Supplied material

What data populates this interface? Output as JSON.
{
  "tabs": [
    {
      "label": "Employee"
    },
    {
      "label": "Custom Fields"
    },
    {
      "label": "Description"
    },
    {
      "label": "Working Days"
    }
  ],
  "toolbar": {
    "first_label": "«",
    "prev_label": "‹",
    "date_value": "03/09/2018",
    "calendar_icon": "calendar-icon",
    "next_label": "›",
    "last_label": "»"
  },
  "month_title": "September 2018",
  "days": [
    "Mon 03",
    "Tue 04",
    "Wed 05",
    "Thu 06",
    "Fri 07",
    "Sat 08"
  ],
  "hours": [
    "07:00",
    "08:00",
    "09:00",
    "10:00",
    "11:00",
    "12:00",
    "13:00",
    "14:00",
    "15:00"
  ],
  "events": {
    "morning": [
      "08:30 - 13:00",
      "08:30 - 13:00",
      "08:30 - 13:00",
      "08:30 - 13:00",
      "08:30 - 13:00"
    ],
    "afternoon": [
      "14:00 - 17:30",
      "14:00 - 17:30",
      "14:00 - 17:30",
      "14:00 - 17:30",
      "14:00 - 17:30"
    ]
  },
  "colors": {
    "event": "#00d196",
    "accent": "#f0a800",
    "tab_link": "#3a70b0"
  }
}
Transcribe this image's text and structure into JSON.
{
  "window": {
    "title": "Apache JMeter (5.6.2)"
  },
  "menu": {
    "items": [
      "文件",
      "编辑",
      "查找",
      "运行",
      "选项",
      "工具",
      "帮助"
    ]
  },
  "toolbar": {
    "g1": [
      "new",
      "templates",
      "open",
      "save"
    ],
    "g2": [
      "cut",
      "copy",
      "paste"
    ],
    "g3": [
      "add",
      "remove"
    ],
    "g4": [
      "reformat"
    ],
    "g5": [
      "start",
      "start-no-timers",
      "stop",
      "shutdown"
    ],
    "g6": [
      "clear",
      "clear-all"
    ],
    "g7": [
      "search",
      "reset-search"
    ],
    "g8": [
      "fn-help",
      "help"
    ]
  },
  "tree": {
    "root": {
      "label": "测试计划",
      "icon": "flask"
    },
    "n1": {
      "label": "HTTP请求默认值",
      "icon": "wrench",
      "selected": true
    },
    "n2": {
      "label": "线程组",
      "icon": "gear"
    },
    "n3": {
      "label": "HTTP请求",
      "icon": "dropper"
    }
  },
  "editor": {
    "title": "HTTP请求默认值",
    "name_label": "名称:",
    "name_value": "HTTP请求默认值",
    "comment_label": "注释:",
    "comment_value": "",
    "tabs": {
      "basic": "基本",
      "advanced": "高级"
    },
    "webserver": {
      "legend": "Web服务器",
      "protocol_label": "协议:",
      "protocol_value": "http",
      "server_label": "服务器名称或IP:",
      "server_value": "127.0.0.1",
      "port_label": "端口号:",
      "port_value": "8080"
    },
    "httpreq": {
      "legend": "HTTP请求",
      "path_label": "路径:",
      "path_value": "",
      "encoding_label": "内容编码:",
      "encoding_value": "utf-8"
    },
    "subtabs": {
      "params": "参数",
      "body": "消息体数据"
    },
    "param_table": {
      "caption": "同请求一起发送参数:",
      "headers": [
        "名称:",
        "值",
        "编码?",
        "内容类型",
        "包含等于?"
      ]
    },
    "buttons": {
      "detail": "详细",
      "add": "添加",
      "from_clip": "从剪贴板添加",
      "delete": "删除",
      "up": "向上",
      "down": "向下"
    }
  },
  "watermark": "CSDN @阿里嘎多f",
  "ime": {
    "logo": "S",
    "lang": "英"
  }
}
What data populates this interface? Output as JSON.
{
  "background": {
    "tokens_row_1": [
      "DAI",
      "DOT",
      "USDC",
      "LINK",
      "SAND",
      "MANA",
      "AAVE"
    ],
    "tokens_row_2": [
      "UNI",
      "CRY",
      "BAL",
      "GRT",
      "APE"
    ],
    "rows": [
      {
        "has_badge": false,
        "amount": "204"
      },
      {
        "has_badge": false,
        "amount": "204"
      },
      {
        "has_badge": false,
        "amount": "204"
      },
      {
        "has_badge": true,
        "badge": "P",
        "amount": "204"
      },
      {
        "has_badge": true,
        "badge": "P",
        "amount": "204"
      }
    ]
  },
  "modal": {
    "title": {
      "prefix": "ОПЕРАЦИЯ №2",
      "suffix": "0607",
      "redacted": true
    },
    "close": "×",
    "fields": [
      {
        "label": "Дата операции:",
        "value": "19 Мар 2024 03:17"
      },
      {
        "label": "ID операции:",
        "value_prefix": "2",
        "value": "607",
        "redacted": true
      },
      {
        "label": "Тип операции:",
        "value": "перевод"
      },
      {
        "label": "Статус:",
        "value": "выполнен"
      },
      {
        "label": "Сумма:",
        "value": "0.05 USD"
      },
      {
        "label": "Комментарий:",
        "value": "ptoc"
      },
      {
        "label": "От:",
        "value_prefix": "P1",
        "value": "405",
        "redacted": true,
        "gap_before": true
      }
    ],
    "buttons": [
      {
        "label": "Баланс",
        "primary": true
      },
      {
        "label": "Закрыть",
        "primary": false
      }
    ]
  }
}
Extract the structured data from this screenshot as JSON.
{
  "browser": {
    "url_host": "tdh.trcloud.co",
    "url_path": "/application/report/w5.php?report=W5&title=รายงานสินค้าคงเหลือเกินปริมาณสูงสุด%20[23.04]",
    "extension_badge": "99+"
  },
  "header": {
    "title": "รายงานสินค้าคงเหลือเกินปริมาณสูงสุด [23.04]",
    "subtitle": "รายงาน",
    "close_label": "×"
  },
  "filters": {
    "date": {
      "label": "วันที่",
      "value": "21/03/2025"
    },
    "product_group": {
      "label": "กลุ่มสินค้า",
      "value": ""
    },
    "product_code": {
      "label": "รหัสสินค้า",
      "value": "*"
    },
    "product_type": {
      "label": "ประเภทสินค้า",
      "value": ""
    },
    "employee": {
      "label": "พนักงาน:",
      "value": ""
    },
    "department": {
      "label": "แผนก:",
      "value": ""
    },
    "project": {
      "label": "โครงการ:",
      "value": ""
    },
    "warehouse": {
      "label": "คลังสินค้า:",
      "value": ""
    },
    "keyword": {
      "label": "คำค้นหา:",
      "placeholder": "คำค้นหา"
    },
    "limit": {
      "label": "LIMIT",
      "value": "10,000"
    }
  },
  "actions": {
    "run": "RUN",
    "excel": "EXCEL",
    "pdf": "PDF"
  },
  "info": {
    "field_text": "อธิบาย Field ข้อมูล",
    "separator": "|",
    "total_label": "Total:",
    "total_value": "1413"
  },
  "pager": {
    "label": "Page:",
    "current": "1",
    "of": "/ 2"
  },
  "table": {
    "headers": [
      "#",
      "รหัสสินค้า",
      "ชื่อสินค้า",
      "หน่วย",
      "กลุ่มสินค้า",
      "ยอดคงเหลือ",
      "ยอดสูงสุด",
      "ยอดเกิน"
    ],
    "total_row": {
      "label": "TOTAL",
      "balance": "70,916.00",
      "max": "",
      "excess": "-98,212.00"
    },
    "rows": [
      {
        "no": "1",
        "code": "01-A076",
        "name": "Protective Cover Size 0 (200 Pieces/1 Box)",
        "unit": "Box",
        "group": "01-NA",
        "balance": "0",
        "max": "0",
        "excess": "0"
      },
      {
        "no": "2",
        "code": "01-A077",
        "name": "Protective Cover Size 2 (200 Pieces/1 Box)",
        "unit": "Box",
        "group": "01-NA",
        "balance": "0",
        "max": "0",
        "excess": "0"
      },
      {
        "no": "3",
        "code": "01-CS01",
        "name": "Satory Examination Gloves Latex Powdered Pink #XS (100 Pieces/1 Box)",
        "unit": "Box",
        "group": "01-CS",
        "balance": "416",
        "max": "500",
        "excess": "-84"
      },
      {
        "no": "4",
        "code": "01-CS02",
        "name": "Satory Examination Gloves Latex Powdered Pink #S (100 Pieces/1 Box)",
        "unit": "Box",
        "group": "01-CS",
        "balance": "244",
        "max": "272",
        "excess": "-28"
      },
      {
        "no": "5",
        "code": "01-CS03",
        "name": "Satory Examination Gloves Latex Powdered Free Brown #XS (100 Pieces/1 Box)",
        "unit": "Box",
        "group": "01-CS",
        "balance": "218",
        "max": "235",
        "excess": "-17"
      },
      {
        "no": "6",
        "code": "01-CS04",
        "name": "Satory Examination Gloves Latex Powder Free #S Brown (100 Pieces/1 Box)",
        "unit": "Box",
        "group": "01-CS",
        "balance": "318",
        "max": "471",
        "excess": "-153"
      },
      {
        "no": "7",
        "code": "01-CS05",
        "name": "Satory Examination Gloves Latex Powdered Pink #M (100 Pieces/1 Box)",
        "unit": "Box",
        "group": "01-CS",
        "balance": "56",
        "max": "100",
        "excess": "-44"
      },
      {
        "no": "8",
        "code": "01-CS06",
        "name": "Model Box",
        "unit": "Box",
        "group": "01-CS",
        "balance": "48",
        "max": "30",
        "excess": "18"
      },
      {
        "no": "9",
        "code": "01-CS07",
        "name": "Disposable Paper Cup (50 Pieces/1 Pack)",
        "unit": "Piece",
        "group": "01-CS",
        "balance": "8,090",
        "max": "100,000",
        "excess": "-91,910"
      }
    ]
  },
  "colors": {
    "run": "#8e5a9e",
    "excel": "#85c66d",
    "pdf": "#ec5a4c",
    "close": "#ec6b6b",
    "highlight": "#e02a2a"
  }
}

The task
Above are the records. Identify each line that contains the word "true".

Solution below
      "selected": true
        "has_badge": true,
        "has_badge": true,
      "redacted": true
        "redacted": true
        "redacted": true,
        "gap_before": true
        "primary": true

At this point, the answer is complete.